#### Exercise aim:
Repeat every entry below exactly as given.

#### Supplied data:
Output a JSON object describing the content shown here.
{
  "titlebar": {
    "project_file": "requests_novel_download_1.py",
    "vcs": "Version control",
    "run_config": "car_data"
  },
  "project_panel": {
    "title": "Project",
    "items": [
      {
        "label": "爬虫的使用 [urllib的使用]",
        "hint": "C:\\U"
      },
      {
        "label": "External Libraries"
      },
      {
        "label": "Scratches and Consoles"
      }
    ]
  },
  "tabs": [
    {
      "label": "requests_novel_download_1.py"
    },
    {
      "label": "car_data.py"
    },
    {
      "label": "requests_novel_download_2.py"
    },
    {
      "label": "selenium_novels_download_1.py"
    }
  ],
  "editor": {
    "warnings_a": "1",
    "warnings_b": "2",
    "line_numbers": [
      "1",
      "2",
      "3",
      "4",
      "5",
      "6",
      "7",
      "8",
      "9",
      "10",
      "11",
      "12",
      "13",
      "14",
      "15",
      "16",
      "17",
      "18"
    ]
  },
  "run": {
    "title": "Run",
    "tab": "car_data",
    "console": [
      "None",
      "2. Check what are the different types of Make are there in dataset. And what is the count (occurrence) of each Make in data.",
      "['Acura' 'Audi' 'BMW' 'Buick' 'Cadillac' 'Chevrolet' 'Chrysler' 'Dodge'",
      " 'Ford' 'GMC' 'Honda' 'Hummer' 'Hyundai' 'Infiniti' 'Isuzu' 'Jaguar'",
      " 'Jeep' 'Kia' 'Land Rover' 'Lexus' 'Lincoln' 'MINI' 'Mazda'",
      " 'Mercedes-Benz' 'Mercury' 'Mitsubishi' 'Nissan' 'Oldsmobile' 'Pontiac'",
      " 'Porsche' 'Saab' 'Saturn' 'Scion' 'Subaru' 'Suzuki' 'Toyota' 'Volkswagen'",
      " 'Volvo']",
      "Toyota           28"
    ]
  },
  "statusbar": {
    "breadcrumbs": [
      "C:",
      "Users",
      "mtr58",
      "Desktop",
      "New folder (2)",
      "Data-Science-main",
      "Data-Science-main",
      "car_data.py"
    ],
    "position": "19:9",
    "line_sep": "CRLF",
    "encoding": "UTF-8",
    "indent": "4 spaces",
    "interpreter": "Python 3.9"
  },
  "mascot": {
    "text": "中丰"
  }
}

#### Exercise result:
Output a JSON object describing the content shown here.
{
  "titlebar": {
    "project_file": "requests_novel_download_1.py",
    "vcs": "Version control",
    "run_config": "car_data"
  },
  "project_panel": {
    "title": "Project",
    "items": [
      {
        "label": "爬虫的使用 [urllib的使用]",
        "hint": "C:\\U"
      },
      {
        "label": "External Libraries"
      },
      {
        "label": "Scratches and Consoles"
      }
    ]
  },
  "tabs": [
    {
      "label": "requests_novel_download_1.py"
    },
    {
      "label": "car_data.py"
    },
    {
      "label": "requests_novel_download_2.py"
    },
    {
      "label": "selenium_novels_download_1.py"
    }
  ],
  "editor": {
    "warnings_a": "1",
    "warnings_b": "2",
    "line_numbers": [
      "1",
      "2",
      "3",
      "4",
      "5",
      "6",
      "7",
      "8",
      "9",
      "10",
      "11",
      "12",
      "13",
      "14",
      "15",
      "16",
      "17",
      "18"
    ]
  },
  "run": {
    "title": "Run",
    "tab": "car_data",
    "console": [
      "None",
      "2. Check what are the different types of Make are there in dataset. And what is the count (occurrence) of each Make in data.",
      "['Acura' 'Audi' 'BMW' 'Buick' 'Cadillac' 'Chevrolet' 'Chrysler' 'Dodge'",
      " 'Ford' 'GMC' 'Honda' 'Hummer' 'Hyundai' 'Infiniti' 'Isuzu' 'Jaguar'",
      " 'Jeep' 'Kia' 'Land Rover' 'Lexus' 'Lincoln' 'MINI' 'Mazda'",
      " 'Mercedes-Benz' 'Mercury' 'Mitsubishi' 'Nissan' 'Oldsmobile' 'Pontiac'",
      " 'Porsche' 'Saab' 'Saturn' 'Scion' 'Subaru' 'Suzuki' 'Toyota' 'Volkswagen'",
      " 'Volvo']",
      "Toyota           28"
    ]
  },
  "statusbar": {
    "breadcrumbs": [
      "C:",
      "Users",
      "mtr58",
      "Desktop",
      "New folder (2)",
      "Data-Science-main",
      "Data-Science-main",
      "car_data.py"
    ],
    "position": "19:9",
    "line_sep": "CRLF",
    "encoding": "UTF-8",
    "indent": "4 spaces",
    "interpreter": "Python 3.9"
  },
  "mascot": {
    "text": "中丰"
  }
}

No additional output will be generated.